## TASK OBJECTIVE:
Go through the entries below and say how many lines contain the string "true"; write only that number.

Records excerpted from a collection:
══════════════════════════════
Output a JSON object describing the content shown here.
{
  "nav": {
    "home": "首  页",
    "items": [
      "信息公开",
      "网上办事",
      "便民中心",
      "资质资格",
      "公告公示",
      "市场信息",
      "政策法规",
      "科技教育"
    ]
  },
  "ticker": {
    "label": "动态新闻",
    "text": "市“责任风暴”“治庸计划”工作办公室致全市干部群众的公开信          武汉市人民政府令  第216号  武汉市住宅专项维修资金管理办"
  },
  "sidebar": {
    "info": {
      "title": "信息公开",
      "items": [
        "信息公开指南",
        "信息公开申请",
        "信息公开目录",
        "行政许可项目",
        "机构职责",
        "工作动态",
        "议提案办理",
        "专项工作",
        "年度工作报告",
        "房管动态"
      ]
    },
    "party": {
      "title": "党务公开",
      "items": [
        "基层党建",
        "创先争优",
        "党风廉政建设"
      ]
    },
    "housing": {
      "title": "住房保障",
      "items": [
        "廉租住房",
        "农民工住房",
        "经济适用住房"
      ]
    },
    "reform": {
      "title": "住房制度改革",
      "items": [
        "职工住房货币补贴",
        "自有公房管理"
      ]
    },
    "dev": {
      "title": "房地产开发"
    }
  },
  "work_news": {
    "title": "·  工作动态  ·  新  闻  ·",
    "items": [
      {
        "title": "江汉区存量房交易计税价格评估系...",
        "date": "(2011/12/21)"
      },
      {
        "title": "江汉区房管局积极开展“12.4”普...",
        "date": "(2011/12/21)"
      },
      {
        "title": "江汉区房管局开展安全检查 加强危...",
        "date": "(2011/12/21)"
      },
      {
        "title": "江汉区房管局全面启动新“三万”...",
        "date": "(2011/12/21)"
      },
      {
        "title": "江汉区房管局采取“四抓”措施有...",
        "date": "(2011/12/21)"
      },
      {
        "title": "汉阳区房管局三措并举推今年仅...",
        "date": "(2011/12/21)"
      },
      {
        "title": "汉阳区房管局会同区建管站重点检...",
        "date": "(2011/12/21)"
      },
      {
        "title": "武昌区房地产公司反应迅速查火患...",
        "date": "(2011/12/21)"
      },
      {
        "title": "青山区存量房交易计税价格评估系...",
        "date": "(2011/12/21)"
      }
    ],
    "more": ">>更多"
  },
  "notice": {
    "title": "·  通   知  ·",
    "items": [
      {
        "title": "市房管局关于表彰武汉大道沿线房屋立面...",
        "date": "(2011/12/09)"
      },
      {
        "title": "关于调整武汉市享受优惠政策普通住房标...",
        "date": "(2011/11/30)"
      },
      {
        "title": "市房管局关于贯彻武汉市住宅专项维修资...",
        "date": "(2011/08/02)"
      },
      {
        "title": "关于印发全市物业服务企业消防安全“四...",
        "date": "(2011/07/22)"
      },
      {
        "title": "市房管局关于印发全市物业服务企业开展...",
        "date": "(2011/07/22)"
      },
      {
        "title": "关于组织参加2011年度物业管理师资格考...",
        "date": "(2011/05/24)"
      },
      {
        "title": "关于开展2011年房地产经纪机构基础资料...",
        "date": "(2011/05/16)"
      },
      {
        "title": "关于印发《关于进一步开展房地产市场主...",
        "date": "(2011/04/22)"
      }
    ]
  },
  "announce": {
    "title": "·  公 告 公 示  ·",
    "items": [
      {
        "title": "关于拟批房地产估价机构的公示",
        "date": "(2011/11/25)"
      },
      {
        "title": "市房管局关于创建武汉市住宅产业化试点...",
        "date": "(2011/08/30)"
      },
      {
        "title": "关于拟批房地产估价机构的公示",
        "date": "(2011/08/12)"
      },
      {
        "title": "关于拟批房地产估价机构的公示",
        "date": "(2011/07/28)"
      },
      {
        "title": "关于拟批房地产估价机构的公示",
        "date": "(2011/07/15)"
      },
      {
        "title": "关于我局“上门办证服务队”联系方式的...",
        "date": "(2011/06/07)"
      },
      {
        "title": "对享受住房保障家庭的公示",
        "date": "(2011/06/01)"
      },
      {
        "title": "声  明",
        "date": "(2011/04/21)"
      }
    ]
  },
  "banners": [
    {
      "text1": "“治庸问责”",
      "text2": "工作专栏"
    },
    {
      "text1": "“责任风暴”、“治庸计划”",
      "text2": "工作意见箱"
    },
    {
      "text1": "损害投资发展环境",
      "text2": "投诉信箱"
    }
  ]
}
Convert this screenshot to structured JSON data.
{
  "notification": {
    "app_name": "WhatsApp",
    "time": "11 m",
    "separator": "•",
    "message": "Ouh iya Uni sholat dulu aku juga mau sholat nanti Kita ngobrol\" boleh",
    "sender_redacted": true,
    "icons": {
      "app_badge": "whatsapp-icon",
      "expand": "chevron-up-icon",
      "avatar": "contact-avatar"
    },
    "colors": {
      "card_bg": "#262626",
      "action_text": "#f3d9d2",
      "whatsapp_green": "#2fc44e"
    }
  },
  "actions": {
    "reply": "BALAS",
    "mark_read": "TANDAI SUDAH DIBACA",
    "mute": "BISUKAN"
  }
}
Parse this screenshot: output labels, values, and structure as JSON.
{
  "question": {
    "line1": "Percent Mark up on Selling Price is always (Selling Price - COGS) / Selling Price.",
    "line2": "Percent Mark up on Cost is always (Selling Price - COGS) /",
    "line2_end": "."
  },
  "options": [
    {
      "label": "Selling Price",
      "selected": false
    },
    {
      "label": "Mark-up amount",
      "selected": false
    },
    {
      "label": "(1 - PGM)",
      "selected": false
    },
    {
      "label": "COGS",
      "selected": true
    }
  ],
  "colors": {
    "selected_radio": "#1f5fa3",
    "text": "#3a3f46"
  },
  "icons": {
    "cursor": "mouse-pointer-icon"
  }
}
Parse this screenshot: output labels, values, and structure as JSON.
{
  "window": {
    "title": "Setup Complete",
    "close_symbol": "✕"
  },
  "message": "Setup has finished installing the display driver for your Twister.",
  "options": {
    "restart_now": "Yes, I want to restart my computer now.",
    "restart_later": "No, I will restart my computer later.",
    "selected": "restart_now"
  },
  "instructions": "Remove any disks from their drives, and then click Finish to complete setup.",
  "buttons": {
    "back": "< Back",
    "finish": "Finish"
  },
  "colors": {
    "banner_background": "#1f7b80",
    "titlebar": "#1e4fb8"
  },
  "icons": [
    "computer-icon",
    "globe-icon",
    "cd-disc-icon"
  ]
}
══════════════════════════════
## EXPECTED ANSWER:
2